RTIA GETS IT WRONG BY BLOCKING LICENCES
The decision by the Road Traffic Infringement Agency (RTIA) to send motorists notifications threatening to withhold vehicle or driving licences, because of outstanding infringements is out of step with the legal process. Advocate Stefanie Fick, OUTA’sHead of the Accountability Division, explains why.
The RTIA’s failure to comply with its process is either due to capacity constraints, or malicious collection practices. Either way, this cannot continue at the expense of motorists. There is a specific process that must be followed once a motorist gets issued with a fine for a traffic offence:
1. The infringer must be issued with an infringement notice (fine) to inform him or her of the offence. This notice must include all the relevant information related to the infringement, including that the infringer must either pay it, or contend it within 32 days.
2. If the infringer does not take up either of the options within 32 days, the process stipulates that the RTIA must issue and serve a courtesy letter on the infringer. This courtesy letter is to make sure that the infringer is aware of the infringement and its consequences.

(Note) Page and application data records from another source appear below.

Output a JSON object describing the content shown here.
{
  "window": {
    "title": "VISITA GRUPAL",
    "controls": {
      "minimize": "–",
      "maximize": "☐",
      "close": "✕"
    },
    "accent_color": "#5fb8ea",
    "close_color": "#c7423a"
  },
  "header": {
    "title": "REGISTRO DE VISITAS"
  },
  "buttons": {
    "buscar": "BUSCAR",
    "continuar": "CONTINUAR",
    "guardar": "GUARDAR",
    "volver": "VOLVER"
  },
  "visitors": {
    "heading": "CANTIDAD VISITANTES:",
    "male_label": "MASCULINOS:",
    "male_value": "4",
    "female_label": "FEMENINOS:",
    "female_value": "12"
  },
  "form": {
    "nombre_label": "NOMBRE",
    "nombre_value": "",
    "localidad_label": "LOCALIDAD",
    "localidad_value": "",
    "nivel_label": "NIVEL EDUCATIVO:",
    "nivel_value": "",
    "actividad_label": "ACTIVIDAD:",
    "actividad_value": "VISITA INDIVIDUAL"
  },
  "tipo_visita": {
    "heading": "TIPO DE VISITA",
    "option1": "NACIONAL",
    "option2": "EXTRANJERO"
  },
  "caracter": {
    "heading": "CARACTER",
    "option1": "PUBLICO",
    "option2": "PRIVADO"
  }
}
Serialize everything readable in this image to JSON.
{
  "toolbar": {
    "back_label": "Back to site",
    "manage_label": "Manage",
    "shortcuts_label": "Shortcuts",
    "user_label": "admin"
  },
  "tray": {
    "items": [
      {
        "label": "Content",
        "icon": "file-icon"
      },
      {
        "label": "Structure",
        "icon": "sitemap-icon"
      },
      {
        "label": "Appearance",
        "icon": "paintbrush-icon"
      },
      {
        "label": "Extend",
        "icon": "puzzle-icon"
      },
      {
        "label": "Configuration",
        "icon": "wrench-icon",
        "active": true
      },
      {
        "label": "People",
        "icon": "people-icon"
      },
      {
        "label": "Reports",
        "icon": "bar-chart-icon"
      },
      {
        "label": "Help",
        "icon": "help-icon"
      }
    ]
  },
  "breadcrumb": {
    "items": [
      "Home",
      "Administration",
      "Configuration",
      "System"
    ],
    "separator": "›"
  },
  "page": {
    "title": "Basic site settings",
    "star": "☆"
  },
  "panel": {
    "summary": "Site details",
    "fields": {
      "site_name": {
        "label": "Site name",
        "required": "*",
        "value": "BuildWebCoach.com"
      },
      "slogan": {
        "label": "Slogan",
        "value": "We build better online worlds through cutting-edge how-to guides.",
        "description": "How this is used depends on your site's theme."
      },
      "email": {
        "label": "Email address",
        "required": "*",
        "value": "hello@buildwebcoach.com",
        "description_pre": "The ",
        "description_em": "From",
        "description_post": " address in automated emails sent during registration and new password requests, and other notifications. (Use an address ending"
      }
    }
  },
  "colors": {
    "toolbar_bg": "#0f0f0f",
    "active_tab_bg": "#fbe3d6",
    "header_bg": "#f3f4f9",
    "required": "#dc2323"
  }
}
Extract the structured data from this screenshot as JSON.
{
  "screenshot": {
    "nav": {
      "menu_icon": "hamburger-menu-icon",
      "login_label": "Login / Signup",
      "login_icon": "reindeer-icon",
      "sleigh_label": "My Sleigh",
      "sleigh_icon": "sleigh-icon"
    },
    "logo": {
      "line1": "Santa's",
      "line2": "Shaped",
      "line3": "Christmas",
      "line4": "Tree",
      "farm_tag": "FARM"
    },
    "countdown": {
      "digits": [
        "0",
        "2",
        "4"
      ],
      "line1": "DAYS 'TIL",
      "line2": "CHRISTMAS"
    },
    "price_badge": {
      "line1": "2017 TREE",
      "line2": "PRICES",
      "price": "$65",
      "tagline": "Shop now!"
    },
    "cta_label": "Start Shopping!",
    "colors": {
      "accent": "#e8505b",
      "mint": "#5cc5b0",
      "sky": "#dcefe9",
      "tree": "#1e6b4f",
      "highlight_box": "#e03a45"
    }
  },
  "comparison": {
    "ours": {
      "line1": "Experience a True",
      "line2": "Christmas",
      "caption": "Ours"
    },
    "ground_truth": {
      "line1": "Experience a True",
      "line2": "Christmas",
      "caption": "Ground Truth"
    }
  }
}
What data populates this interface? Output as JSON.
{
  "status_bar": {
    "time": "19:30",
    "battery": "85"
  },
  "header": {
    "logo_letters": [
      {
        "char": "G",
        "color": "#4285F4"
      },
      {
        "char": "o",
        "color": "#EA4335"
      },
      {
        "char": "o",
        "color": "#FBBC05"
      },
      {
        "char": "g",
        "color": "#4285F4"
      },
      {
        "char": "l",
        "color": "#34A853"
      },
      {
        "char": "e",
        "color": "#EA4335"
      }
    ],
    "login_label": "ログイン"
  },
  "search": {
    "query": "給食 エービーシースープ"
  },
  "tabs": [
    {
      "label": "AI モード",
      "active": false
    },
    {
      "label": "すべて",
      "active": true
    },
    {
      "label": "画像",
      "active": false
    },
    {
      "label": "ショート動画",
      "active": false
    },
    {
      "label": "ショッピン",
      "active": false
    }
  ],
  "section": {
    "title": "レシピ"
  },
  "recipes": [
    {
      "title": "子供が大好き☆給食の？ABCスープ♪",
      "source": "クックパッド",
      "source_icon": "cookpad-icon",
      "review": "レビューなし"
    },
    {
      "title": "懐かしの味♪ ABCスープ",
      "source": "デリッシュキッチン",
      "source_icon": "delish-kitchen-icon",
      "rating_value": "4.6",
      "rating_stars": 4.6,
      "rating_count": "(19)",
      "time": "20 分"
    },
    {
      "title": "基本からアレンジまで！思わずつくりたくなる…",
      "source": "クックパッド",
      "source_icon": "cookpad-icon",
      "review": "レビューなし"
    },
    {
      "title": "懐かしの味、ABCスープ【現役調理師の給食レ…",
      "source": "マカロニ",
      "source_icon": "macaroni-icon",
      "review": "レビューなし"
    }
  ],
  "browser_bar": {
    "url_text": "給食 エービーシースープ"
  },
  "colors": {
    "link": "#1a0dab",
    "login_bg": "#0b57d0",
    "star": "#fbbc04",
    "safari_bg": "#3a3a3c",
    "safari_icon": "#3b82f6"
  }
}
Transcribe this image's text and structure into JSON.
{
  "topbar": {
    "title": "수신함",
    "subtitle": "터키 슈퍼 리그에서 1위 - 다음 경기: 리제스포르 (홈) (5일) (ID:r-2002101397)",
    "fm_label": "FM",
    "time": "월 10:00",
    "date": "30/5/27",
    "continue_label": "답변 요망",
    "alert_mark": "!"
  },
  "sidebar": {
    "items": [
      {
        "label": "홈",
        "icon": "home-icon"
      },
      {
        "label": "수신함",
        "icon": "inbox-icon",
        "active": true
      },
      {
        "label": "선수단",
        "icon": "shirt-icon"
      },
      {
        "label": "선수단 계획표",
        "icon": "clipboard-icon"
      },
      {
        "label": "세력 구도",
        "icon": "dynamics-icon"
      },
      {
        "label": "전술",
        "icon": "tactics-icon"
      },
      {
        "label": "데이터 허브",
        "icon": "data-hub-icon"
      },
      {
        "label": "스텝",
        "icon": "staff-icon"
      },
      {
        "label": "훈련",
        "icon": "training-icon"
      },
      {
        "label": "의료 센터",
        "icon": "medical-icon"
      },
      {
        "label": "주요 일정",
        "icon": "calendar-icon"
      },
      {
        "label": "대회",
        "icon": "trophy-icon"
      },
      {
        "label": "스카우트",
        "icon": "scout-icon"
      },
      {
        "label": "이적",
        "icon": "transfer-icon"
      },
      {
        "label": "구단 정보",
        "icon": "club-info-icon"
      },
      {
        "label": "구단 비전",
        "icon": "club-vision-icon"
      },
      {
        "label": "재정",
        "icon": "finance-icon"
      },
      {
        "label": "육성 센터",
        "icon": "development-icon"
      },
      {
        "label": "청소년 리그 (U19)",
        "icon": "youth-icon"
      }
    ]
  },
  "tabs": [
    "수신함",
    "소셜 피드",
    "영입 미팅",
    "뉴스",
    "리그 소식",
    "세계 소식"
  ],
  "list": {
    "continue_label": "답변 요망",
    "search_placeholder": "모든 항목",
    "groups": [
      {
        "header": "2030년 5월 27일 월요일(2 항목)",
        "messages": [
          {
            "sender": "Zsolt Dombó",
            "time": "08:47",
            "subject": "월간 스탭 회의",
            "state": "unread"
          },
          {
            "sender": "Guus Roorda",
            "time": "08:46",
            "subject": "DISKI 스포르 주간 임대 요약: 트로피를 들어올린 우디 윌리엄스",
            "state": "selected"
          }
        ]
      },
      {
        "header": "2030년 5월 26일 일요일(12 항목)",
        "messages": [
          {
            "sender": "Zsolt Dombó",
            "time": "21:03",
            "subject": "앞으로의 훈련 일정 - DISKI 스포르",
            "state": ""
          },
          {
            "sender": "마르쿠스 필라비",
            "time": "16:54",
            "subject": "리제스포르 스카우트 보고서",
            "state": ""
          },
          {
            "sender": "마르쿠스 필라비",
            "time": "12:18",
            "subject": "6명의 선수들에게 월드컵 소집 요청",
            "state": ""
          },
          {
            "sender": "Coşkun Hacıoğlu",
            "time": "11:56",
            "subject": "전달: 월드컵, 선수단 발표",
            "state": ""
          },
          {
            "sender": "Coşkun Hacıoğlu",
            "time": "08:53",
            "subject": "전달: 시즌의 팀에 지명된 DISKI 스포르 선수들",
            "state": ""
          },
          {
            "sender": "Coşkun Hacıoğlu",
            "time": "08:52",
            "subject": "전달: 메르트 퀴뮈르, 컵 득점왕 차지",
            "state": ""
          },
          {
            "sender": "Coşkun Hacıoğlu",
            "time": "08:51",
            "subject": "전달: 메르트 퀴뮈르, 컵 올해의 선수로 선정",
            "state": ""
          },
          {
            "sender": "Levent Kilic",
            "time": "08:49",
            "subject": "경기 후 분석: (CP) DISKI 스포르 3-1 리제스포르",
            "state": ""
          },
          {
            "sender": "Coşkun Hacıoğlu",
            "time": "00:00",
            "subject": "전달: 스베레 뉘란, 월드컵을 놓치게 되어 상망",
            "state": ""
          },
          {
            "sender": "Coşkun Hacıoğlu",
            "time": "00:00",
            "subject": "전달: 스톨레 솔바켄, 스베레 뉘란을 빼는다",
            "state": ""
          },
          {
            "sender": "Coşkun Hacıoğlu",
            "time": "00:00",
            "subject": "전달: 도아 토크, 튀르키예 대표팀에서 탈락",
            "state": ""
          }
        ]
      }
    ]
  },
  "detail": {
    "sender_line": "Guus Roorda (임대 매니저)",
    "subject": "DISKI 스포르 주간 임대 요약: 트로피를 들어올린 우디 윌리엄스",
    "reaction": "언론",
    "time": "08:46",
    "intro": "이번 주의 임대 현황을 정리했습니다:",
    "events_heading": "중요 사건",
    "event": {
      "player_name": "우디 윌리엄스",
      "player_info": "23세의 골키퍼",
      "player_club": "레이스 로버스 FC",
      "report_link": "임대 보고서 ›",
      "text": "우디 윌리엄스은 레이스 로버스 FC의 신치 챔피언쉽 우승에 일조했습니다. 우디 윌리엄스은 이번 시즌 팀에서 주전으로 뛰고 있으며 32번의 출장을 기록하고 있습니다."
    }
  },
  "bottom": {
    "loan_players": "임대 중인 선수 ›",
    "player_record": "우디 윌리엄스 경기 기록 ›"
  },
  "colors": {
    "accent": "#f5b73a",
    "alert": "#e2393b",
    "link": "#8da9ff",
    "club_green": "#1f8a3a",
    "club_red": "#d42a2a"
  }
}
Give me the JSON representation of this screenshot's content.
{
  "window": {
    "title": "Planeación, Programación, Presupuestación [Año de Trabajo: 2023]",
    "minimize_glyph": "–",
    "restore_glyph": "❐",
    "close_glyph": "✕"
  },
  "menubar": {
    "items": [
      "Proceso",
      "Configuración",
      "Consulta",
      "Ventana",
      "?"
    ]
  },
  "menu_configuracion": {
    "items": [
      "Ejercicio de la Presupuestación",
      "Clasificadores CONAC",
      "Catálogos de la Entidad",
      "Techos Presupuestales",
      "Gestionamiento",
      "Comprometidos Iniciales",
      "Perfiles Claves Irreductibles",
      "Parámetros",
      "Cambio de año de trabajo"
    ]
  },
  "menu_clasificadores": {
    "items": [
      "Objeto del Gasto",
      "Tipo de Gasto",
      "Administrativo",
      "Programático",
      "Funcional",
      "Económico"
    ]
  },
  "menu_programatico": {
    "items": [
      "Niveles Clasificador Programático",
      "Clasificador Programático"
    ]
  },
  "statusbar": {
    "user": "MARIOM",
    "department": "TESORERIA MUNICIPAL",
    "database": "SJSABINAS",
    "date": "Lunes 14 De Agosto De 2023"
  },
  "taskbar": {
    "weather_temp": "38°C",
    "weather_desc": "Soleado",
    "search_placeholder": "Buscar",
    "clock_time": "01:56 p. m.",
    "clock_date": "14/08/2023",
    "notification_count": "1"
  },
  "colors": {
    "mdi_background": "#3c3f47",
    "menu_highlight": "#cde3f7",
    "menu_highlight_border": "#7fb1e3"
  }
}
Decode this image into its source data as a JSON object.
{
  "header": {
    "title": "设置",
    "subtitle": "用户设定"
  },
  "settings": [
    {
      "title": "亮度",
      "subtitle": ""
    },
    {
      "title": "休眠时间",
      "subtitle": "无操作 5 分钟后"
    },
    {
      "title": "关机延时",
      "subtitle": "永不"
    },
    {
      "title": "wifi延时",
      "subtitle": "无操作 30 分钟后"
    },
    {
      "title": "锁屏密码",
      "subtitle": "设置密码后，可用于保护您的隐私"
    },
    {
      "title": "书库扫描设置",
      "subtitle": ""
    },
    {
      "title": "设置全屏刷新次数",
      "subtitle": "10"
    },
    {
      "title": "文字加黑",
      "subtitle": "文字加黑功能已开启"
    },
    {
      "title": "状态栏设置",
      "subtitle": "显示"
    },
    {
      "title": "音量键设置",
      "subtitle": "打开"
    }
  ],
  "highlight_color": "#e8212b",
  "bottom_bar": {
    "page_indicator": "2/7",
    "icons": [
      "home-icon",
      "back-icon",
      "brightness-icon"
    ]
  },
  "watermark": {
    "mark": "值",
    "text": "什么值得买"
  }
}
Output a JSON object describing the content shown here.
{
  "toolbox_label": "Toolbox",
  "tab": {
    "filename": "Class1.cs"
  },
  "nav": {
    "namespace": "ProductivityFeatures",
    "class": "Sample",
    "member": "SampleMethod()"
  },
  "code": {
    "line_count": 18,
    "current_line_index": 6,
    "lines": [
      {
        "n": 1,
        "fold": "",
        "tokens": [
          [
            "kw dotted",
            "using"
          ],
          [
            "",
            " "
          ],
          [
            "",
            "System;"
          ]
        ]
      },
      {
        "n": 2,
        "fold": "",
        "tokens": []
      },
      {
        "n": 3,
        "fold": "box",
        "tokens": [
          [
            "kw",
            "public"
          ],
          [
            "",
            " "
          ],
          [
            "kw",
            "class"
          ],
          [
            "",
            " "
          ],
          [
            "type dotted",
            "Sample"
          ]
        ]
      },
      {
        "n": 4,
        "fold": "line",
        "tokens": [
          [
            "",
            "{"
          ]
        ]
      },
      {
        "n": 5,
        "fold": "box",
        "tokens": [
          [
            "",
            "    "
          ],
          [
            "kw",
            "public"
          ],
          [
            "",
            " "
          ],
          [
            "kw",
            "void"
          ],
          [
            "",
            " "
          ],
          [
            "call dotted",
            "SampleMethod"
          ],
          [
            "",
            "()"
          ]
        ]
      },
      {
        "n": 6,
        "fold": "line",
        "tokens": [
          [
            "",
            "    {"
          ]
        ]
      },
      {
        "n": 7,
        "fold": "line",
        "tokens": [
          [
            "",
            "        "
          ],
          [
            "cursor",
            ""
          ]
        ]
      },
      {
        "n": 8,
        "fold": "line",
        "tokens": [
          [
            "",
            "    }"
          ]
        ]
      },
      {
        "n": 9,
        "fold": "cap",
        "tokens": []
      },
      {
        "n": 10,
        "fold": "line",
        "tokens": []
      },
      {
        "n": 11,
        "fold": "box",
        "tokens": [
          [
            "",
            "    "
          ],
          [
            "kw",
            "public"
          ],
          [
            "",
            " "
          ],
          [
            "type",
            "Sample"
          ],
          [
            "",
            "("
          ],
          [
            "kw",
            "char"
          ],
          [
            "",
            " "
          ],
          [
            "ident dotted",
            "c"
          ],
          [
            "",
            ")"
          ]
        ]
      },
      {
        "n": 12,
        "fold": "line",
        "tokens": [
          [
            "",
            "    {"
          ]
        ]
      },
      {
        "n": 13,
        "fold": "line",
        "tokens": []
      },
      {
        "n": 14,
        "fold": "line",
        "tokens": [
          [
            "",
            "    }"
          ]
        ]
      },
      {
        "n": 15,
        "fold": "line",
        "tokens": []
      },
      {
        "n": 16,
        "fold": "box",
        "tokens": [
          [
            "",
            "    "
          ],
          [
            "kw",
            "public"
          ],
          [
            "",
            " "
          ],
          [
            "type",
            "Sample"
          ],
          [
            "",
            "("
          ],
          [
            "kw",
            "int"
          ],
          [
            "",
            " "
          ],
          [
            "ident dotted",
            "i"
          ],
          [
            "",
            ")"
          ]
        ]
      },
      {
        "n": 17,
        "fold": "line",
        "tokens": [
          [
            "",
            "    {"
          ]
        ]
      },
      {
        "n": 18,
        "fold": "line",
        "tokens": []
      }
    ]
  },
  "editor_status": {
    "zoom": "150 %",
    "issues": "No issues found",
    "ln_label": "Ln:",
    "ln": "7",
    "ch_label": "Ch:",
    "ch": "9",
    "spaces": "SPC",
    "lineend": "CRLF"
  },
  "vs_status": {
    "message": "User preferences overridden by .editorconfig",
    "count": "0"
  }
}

3. If there is no courtesy letter, the RTIA has deprived an infringer from the opportunity to comply with an infringement notice, resulting in a more serious consequence – an enforcement order. If this is the case, it means that the RTIA has failed to follow its own process.
4. The absence of a courtesy letter also implies that the enforcement order may be unenforceable and can potentially be set aside by a court of law.
OUTA urges our Supporters to check regularly whether they have enforcement orders on the AARTO website, especially before you arrange for the renewal of your motor or driving licences. If you are confronted with an enforcement order at a licence renewal centre, you won’t have time to apply for the revocation of the enforcement orders (which you have the legal right to do) and you will be forced to pay the outstanding amount.